Greek pharmaceutical companies have repeatedly been targeted for acquisition by major foreign-based pharmaceuticals or investment funds in the last decade. Firms that make products for third parties and those with notable research and development departments have proved the most attractive to international buyers. The two biggest deals to date added up to 1 billion euros, consultants who participated in the transactions tell Kathimerini.
Furthermore, foreign state-controlled entities have been scanning the local market either to buy out companies or to strike strategic agreements or partnerships. This category includes corporations from Russia as well as China. The capacity of production with competitive pricing aimed both at the domestic and the European markets is one reason, while two more are the high quality of services offered and Greece’s geographical proximity to major markets and commercial routes.
This is taking place in the context of an international trend observed over the last few decades whereby major pharmaceutical groups outsource the production of drugs to third parties to reduce their costs and focus on research and new drug development instead.
The first major deal in the Greek sector took place in 2011, when New York-listed Watson Pharmaceuticals bought out local firm Specifar for 400 million euros. Watson wanted to buy Specifar in order to concede part of its production to the Greek generic drugs company.
A few years later, in 2015, by which time Greek pharmaceutical R&D had started attracting interest from abroad, according to investment bankers, British private equity fund BC Partners acquired a controlling stake in Greece’s Pharmathen. A year earlier, in November 2014, the European Investment Bank had signed a five-year contract worth 25 million euros with the pharmaceutical group to fund its research, development and innovation activities.

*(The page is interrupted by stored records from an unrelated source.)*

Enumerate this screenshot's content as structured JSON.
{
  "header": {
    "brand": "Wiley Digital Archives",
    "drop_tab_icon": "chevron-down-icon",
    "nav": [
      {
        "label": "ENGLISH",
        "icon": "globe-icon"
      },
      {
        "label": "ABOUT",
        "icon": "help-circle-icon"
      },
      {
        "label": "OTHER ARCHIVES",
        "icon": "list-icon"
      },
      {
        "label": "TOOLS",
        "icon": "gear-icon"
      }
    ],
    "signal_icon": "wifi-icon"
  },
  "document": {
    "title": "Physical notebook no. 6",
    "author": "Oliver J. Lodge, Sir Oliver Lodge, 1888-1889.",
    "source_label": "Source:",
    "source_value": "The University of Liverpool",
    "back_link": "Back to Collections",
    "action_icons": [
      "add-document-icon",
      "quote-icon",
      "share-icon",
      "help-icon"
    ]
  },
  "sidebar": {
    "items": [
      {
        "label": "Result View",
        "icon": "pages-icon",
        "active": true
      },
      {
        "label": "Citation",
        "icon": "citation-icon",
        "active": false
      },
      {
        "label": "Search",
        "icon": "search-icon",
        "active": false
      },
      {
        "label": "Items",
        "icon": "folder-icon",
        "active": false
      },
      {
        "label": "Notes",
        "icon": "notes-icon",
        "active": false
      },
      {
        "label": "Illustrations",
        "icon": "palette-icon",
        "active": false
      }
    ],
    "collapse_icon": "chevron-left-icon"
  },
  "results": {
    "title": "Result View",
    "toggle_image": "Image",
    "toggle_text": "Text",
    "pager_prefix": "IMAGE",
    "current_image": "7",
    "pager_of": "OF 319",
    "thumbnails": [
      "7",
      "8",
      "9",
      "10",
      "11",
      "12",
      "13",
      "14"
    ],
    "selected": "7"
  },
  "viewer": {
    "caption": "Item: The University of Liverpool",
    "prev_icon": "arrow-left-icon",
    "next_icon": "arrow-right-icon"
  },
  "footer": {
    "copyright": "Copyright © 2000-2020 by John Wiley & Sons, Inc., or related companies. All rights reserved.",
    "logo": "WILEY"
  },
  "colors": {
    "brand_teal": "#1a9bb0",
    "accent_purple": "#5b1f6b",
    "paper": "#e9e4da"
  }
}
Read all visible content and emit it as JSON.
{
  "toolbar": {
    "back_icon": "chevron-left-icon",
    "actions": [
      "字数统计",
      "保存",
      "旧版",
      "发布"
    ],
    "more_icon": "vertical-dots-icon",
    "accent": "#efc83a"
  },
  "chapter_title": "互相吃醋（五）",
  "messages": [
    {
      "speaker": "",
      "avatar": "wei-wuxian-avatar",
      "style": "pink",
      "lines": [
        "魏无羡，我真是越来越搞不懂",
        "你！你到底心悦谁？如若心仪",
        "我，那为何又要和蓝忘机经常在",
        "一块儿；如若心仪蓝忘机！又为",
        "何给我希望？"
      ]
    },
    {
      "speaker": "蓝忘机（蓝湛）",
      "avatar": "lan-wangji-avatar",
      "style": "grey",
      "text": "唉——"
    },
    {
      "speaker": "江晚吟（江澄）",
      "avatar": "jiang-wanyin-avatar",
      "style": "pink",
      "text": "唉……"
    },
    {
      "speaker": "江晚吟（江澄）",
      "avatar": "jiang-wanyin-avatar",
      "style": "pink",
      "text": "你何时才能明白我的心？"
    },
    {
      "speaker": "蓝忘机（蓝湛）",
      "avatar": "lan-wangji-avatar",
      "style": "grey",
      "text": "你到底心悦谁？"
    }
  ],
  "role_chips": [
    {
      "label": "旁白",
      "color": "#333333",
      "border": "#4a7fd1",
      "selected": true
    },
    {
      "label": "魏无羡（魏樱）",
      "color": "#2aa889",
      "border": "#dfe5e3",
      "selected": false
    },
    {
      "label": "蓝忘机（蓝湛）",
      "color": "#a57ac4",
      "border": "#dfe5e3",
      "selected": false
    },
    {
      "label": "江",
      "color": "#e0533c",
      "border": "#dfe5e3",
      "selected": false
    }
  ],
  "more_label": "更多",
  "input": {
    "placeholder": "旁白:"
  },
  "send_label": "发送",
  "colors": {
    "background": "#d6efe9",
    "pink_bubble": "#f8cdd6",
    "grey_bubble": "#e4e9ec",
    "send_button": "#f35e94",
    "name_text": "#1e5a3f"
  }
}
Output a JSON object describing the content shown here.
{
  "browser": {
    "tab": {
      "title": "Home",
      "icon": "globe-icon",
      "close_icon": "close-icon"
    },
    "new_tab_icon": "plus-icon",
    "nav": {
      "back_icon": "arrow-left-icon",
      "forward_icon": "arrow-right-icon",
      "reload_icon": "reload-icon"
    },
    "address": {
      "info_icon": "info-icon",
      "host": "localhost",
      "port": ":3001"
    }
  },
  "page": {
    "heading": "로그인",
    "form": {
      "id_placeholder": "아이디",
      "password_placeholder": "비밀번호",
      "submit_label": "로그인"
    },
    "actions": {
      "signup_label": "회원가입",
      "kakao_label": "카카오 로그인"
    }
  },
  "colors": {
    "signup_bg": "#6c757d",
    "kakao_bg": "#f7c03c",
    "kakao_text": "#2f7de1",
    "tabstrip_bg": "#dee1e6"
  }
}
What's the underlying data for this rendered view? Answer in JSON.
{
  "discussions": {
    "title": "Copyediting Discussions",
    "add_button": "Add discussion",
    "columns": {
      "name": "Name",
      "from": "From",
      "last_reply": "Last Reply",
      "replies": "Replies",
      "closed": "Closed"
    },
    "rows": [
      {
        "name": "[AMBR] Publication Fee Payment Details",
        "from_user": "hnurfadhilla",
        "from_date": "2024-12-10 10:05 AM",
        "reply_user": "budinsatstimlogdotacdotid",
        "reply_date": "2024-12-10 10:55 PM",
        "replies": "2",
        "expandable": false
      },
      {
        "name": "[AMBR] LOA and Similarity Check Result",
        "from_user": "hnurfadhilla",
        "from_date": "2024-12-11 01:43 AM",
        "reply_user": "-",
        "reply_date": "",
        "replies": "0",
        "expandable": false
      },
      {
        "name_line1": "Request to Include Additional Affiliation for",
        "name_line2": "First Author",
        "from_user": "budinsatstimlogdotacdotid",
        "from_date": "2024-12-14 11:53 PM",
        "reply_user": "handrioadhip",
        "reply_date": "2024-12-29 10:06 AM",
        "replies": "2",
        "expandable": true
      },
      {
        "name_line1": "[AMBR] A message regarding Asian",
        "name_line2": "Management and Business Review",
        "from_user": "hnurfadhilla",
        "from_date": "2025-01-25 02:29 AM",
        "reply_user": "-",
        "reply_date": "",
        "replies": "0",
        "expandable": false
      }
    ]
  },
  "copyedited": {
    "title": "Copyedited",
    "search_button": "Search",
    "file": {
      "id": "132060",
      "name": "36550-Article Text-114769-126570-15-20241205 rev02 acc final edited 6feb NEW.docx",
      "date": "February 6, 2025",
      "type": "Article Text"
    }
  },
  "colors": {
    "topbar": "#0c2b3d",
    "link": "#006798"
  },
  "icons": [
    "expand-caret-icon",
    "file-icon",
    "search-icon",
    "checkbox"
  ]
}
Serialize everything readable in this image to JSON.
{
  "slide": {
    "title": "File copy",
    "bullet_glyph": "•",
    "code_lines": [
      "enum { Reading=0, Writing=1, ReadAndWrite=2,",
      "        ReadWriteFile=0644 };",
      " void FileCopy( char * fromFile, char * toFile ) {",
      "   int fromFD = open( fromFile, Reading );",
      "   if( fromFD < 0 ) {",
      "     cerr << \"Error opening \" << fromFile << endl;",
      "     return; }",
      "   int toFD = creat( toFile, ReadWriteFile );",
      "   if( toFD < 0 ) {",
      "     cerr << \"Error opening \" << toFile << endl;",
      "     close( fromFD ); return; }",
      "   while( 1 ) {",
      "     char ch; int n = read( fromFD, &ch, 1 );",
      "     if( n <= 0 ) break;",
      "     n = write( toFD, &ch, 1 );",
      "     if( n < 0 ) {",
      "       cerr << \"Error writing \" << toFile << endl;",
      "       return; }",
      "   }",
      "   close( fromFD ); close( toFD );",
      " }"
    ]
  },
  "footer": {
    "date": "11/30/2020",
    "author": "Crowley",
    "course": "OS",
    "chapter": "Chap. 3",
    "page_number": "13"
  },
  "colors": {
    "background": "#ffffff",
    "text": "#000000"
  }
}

Today the four systemic banks that are the new owners of Greek firm Famar – with production units in Greece, other European countries and Canada – hope that once its finances improve it will attract significant buying interest, given also the involvement of Pillarstone, KKR’s European debt settlement subsidiary, which should facilitate the sale process.